++++ Available records

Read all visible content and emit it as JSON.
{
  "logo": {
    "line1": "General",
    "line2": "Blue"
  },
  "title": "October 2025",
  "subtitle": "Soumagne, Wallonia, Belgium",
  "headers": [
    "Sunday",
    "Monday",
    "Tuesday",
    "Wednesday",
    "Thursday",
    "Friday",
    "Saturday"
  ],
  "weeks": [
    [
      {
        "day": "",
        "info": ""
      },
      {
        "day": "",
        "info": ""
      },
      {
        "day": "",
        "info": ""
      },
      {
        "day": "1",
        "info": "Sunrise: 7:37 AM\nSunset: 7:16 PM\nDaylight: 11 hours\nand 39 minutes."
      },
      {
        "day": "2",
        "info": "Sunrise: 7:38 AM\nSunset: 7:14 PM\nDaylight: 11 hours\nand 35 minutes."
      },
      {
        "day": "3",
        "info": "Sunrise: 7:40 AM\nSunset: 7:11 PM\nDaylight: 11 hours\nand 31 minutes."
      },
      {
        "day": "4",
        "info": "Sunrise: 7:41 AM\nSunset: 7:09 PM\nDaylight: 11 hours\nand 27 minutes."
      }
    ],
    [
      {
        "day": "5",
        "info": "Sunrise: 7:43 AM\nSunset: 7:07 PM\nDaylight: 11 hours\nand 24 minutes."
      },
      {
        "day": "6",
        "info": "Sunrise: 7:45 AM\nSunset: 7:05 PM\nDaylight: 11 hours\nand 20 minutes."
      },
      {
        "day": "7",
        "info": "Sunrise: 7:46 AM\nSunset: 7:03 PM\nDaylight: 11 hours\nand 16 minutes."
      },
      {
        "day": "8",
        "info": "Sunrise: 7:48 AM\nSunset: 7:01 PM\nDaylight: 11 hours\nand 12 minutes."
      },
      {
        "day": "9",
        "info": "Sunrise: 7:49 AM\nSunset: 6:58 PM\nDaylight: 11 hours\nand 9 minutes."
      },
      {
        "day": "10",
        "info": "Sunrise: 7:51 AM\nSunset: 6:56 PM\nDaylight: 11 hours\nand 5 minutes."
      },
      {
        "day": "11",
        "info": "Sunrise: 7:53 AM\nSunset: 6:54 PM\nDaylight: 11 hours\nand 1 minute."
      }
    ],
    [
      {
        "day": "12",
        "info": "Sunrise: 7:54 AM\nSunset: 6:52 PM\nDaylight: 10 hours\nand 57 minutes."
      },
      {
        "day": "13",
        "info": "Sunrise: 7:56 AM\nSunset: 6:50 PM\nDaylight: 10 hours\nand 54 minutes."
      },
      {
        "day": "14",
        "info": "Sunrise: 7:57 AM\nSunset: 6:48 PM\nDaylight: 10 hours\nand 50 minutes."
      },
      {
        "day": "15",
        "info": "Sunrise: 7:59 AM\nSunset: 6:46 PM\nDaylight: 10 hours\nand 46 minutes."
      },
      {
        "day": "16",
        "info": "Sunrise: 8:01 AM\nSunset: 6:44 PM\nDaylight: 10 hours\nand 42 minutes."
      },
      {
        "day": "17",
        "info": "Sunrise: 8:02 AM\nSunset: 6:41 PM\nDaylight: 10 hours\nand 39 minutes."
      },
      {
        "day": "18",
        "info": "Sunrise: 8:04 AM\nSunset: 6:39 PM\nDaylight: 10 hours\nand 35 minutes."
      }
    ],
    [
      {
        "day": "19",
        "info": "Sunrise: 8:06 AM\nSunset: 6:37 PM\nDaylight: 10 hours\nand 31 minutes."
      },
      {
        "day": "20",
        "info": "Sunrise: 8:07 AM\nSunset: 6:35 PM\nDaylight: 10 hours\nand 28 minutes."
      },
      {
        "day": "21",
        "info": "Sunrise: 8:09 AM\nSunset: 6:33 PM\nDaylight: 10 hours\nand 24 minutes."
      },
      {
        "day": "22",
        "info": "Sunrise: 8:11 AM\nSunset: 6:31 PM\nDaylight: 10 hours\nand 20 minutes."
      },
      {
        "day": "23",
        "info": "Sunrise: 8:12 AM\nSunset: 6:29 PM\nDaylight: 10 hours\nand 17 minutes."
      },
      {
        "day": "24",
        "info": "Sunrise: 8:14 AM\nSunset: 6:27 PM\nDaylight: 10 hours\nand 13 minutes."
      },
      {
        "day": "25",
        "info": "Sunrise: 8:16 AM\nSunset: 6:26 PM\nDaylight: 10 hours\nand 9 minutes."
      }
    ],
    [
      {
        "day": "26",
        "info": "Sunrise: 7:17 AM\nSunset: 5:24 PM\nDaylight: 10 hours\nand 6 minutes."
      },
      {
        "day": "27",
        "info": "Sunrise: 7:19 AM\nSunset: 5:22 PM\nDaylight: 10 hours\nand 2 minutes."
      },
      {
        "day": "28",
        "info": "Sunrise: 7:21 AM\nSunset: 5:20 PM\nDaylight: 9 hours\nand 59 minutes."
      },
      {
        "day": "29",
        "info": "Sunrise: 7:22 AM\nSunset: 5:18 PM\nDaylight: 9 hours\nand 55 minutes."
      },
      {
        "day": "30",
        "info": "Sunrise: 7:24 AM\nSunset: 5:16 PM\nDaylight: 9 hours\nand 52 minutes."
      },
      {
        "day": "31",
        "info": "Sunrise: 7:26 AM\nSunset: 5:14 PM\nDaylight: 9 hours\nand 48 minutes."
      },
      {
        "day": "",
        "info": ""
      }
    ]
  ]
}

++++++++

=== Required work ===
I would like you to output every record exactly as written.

=== Task output ===
Read all visible content and emit it as JSON.
{
  "logo": {
    "line1": "General",
    "line2": "Blue"
  },
  "title": "October 2025",
  "subtitle": "Soumagne, Wallonia, Belgium",
  "headers": [
    "Sunday",
    "Monday",
    "Tuesday",
    "Wednesday",
    "Thursday",
    "Friday",
    "Saturday"
  ],
  "weeks": [
    [
      {
        "day": "",
        "info": ""
      },
      {
        "day": "",
        "info": ""
      },
      {
        "day": "",
        "info": ""
      },
      {
        "day": "1",
        "info": "Sunrise: 7:37 AM\nSunset: 7:16 PM\nDaylight: 11 hours\nand 39 minutes."
      },
      {
        "day": "2",
        "info": "Sunrise: 7:38 AM\nSunset: 7:14 PM\nDaylight: 11 hours\nand 35 minutes."
      },
      {
        "day": "3",
        "info": "Sunrise: 7:40 AM\nSunset: 7:11 PM\nDaylight: 11 hours\nand 31 minutes."
      },
      {
        "day": "4",
        "info": "Sunrise: 7:41 AM\nSunset: 7:09 PM\nDaylight: 11 hours\nand 27 minutes."
      }
    ],
    [
      {
        "day": "5",
        "info": "Sunrise: 7:43 AM\nSunset: 7:07 PM\nDaylight: 11 hours\nand 24 minutes."
      },
      {
        "day": "6",
        "info": "Sunrise: 7:45 AM\nSunset: 7:05 PM\nDaylight: 11 hours\nand 20 minutes."
      },
      {
        "day": "7",
        "info": "Sunrise: 7:46 AM\nSunset: 7:03 PM\nDaylight: 11 hours\nand 16 minutes."
      },
      {
        "day": "8",
        "info": "Sunrise: 7:48 AM\nSunset: 7:01 PM\nDaylight: 11 hours\nand 12 minutes."
      },
      {
        "day": "9",
        "info": "Sunrise: 7:49 AM\nSunset: 6:58 PM\nDaylight: 11 hours\nand 9 minutes."
      },
      {
        "day": "10",
        "info": "Sunrise: 7:51 AM\nSunset: 6:56 PM\nDaylight: 11 hours\nand 5 minutes."
      },
      {
        "day": "11",
        "info": "Sunrise: 7:53 AM\nSunset: 6:54 PM\nDaylight: 11 hours\nand 1 minute."
      }
    ],
    [
      {
        "day": "12",
        "info": "Sunrise: 7:54 AM\nSunset: 6:52 PM\nDaylight: 10 hours\nand 57 minutes."
      },
      {
        "day": "13",
        "info": "Sunrise: 7:56 AM\nSunset: 6:50 PM\nDaylight: 10 hours\nand 54 minutes."
      },
      {
        "day": "14",
        "info": "Sunrise: 7:57 AM\nSunset: 6:48 PM\nDaylight: 10 hours\nand 50 minutes."
      },
      {
        "day": "15",
        "info": "Sunrise: 7:59 AM\nSunset: 6:46 PM\nDaylight: 10 hours\nand 46 minutes."
      },
      {
        "day": "16",
        "info": "Sunrise: 8:01 AM\nSunset: 6:44 PM\nDaylight: 10 hours\nand 42 minutes."
      },
      {
        "day": "17",
        "info": "Sunrise: 8:02 AM\nSunset: 6:41 PM\nDaylight: 10 hours\nand 39 minutes."
      },
      {
        "day": "18",
        "info": "Sunrise: 8:04 AM\nSunset: 6:39 PM\nDaylight: 10 hours\nand 35 minutes."
      }
    ],
    [
      {
        "day": "19",
        "info": "Sunrise: 8:06 AM\nSunset: 6:37 PM\nDaylight: 10 hours\nand 31 minutes."
      },
      {
        "day": "20",
        "info": "Sunrise: 8:07 AM\nSunset: 6:35 PM\nDaylight: 10 hours\nand 28 minutes."
      },
      {
        "day": "21",
        "info": "Sunrise: 8:09 AM\nSunset: 6:33 PM\nDaylight: 10 hours\nand 24 minutes."
      },
      {
        "day": "22",
        "info": "Sunrise: 8:11 AM\nSunset: 6:31 PM\nDaylight: 10 hours\nand 20 minutes."
      },
      {
        "day": "23",
        "info": "Sunrise: 8:12 AM\nSunset: 6:29 PM\nDaylight: 10 hours\nand 17 minutes."
      },
      {
        "day": "24",
        "info": "Sunrise: 8:14 AM\nSunset: 6:27 PM\nDaylight: 10 hours\nand 13 minutes."
      },
      {
        "day": "25",
        "info": "Sunrise: 8:16 AM\nSunset: 6:26 PM\nDaylight: 10 hours\nand 9 minutes."
      }
    ],
    [
      {
        "day": "26",
        "info": "Sunrise: 7:17 AM\nSunset: 5:24 PM\nDaylight: 10 hours\nand 6 minutes."
      },
      {
        "day": "27",
        "info": "Sunrise: 7:19 AM\nSunset: 5:22 PM\nDaylight: 10 hours\nand 2 minutes."
      },
      {
        "day": "28",
        "info": "Sunrise: 7:21 AM\nSunset: 5:20 PM\nDaylight: 9 hours\nand 59 minutes."
      },
      {
        "day": "29",
        "info": "Sunrise: 7:22 AM\nSunset: 5:18 PM\nDaylight: 9 hours\nand 55 minutes."
      },
      {
        "day": "30",
        "info": "Sunrise: 7:24 AM\nSunset: 5:16 PM\nDaylight: 9 hours\nand 52 minutes."
      },
      {
        "day": "31",
        "info": "Sunrise: 7:26 AM\nSunset: 5:14 PM\nDaylight: 9 hours\nand 48 minutes."
      },
      {
        "day": "",
        "info": ""
      }
    ]
  ]
}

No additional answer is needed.